- Cell Surface Expression
- Costimulatory Molecule
- Antigen Presentation Pathway
- Deep Sequence Analysis
Anti-tumor immune responses are often hampered by an excess of coinhibition of T cells, but also by a lack of MHC antigen presentation and costimulation. The latter are not yet successfully exploited as targets for immunotherapy, while augmenting MHC and costimulatory molecules may favorably direct adaptive immune responses against cancer. Thus we set off to identify novel molecular targets within the network of antigen presentation and costimulation.
As our understanding of players of MHC class I (MHC-I) is far from complete, we initially performed an unbiased genome-wide screen to systematically decipher the rest of the MHC-I network. The screen is based on near-haploid human leukemic cells (KBM7), retrovirally modified to contain millions of different single-gene-knockout cells. As a result some of these cells became MHC-I high or low and were separately sorted out by FACS. Deep sequence analyses of the sorted cell populations versus unsorted control cells revealed that the MHC-I low population was enriched for knockouts of known key proteins in the MHC-I network, such as Tapasin, TAP1, TAP2 and β2M. Among the new hit proteins of both screens, we identified two enzymes: a novel peptidase and an E3 ligase, which were first validated using siRNA knockdown in different cell lines.
Using cutting edge TALEN and CRISPR genome-editing technology, we generated different cell lines that are completely knockout for the peptidase and E3 ligase. As expected, MHC-I expression on the E3 ligase knockout cell line was increased. Expression on the peptidase knockout cell lines was drastically decreased and could be rescued by retroviral reconstitution of the peptidase. Importantly, reconstitution using a catalytic inactive peptidase did not rescue MHC-I expression, showing that the proteolytic activity is essential for its MHC-I related function.
Treatment of peptidase knockout cells with IFN-γ revealed that MHC-I could still be up-regulated. Moreover, the peptidase itself was not IFN-γ inducible in contrast to known other MHC-I regulators, arguing for an unexpected immune-independent regulation of the antigen presentation pathway.

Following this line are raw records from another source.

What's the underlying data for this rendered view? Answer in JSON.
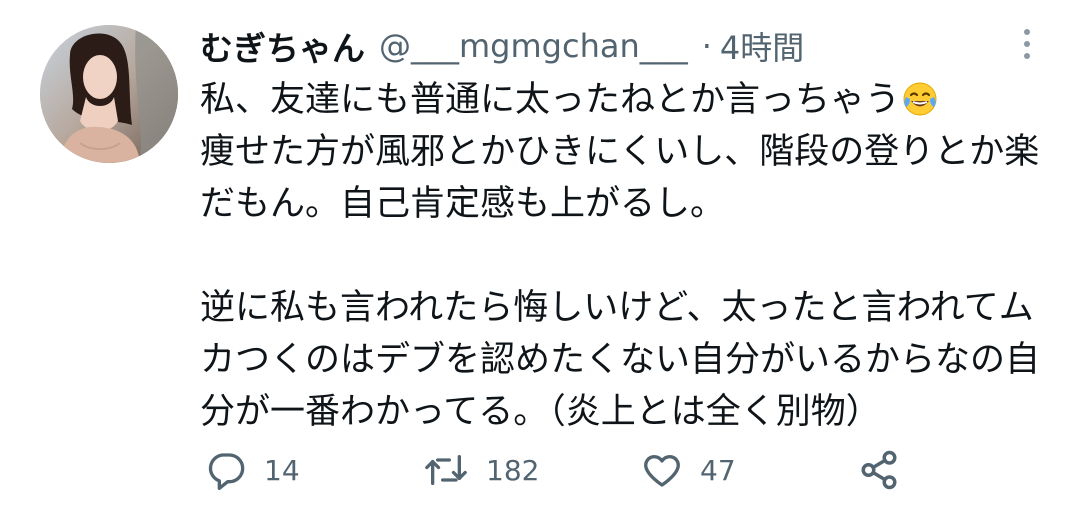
{
  "tweet": {
    "display_name": "むぎちゃん",
    "handle": "@___mgmgchan___",
    "separator": "·",
    "time": "4時間",
    "text_lines": [
      "私、友達にも普通に太ったねとか言っちゃう",
      "痩せた方が風邪とかひきにくいし、階段の登りとか楽",
      "だもん。自己肯定感も上がるし。",
      "",
      "逆に私も言われたら悔しいけど、太ったと言われてム",
      "カつくのはデブを認めたくない自分がいるからなの自",
      "分が一番わかってる。（炎上とは全く別物）"
    ],
    "emoji": "face-with-tears-of-joy",
    "actions": {
      "reply_count": "14",
      "retweet_count": "182",
      "like_count": "47"
    }
  },
  "icons": {
    "more": "more-vertical-icon",
    "reply": "reply-icon",
    "retweet": "retweet-icon",
    "like": "heart-icon",
    "share": "share-icon"
  },
  "colors": {
    "text_primary": "#0f1419",
    "text_secondary": "#536471",
    "icon_gray": "#536471"
  }
}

We are currently in the process of performing similar screens for the cell surface expression of costimulatory molecules. In conclusion, using high-tech screening and the latest state-of-the-art genome-editing tools, we are building a near-complete map of the intracellular network behind MHC-I and costimulatory molecule cell surface expression. Thereby we have initiated new efforts to define novel potential targets for immunotherapy.